Have you ever wondered how you see the world? Vision is about photons of light, which are packets of energy, interacting with the atoms or molecules in what...

Im Focus: Novel silicon etching technique crafts 3-D gradient refractive index micro-optics

A multi-institutional research collaboration has created a novel approach for fabricating three-dimensional micro-optics through the shape-defined formation of porous silicon (PSi), with broad impacts in integrated optoelectronics, imaging, and photovoltaics.

Working with colleagues at Stanford and The Dow Chemical Company, researchers at the University of Illinois at Urbana-Champaign fabricated 3-D birefringent...

Im Focus: Quantum Particles Form Droplets

In experiments with magnetic atoms conducted at extremely low temperatures, scientists have demonstrated a unique phase of matter: The atoms form a new type of quantum liquid or quantum droplet state. These so called quantum droplets may preserve their form in absence of external confinement because of quantum effects. The joint team of experimental physicists from Innsbruck and theoretical physicists from Hannover report on their findings in the journal Physical Review X.

“Our Quantum droplets are in the gas phase but they still drop like a rock,” explains experimental physicist Francesca Ferlaino when talking about the...

Im Focus: MADMAX: Max Planck Institute for Physics takes up axion research

The Max Planck Institute for Physics (MPP) is opening up a new research field. A workshop from November 21 - 22, 2016 will mark the start of activities for an innovative axion experiment. Axions are still only purely hypothetical particles. Their detection could solve two fundamental problems in particle physics: What dark matter consists of and why it has not yet been possible to directly observe a CP violation for the strong interaction.

The “MADMAX” project is the MPP’s commitment to axion research. Axions are so far only a theoretical prediction and are difficult to detect: on the one hand,...

All Focus news of the innovation-report >>>

Anzeige

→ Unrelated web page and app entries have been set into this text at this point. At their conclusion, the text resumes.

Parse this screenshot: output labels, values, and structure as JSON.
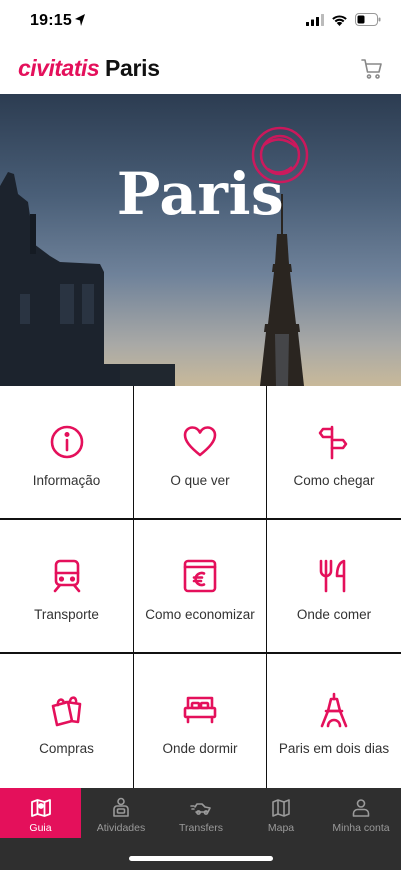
{
  "status_bar": {
    "time": "19:15"
  },
  "header": {
    "brand": "civitatis",
    "city": "Paris"
  },
  "hero": {
    "title": "Paris"
  },
  "tiles": [
    {
      "label": "Informação",
      "icon": "info-icon"
    },
    {
      "label": "O que ver",
      "icon": "heart-icon"
    },
    {
      "label": "Como chegar",
      "icon": "signpost-icon"
    },
    {
      "label": "Transporte",
      "icon": "train-icon"
    },
    {
      "label": "Como economizar",
      "icon": "euro-wallet-icon"
    },
    {
      "label": "Onde comer",
      "icon": "cutlery-icon"
    },
    {
      "label": "Compras",
      "icon": "shopping-bags-icon"
    },
    {
      "label": "Onde dormir",
      "icon": "bed-icon"
    },
    {
      "label": "Paris em dois dias",
      "icon": "eiffel-tower-icon"
    }
  ],
  "nav": [
    {
      "label": "Guia",
      "icon": "map-icon",
      "active": true
    },
    {
      "label": "Atividades",
      "icon": "activities-icon",
      "active": false
    },
    {
      "label": "Transfers",
      "icon": "car-transfer-icon",
      "active": false
    },
    {
      "label": "Mapa",
      "icon": "map-fold-icon",
      "active": false
    },
    {
      "label": "Minha conta",
      "icon": "user-icon",
      "active": false
    }
  ],
  "colors": {
    "brand": "#e4105b",
    "nav_bg": "#2f2f2f",
    "nav_label": "#9a9a9a"
  }
}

Anzeige

Event News

ICTM Conference 2017: Production technology for turbomachine manufacturing of the future

16.11.2016 | Event News

Innovation Day Laser Technology – Laser Additive Manufacturing

01.11.2016 | Event News

#IC2S2: When Social Science meets Computer Science - GESIS will host the IC2S2 conference 2017

14.10.2016 | Event News

 
Latest News

Closing the carbon loop

08.12.2016 | Life Sciences

Applicability of dynamic facilitation theory to binary hard disk systems

08.12.2016 | Physics and Astronomy

Scientists track chemical and structural evolution of catalytic nanoparticles in 3-D

08.12.2016 | Materials Sciences

VideoLinks
B2B-VideoLinks
More VideoLinks >>>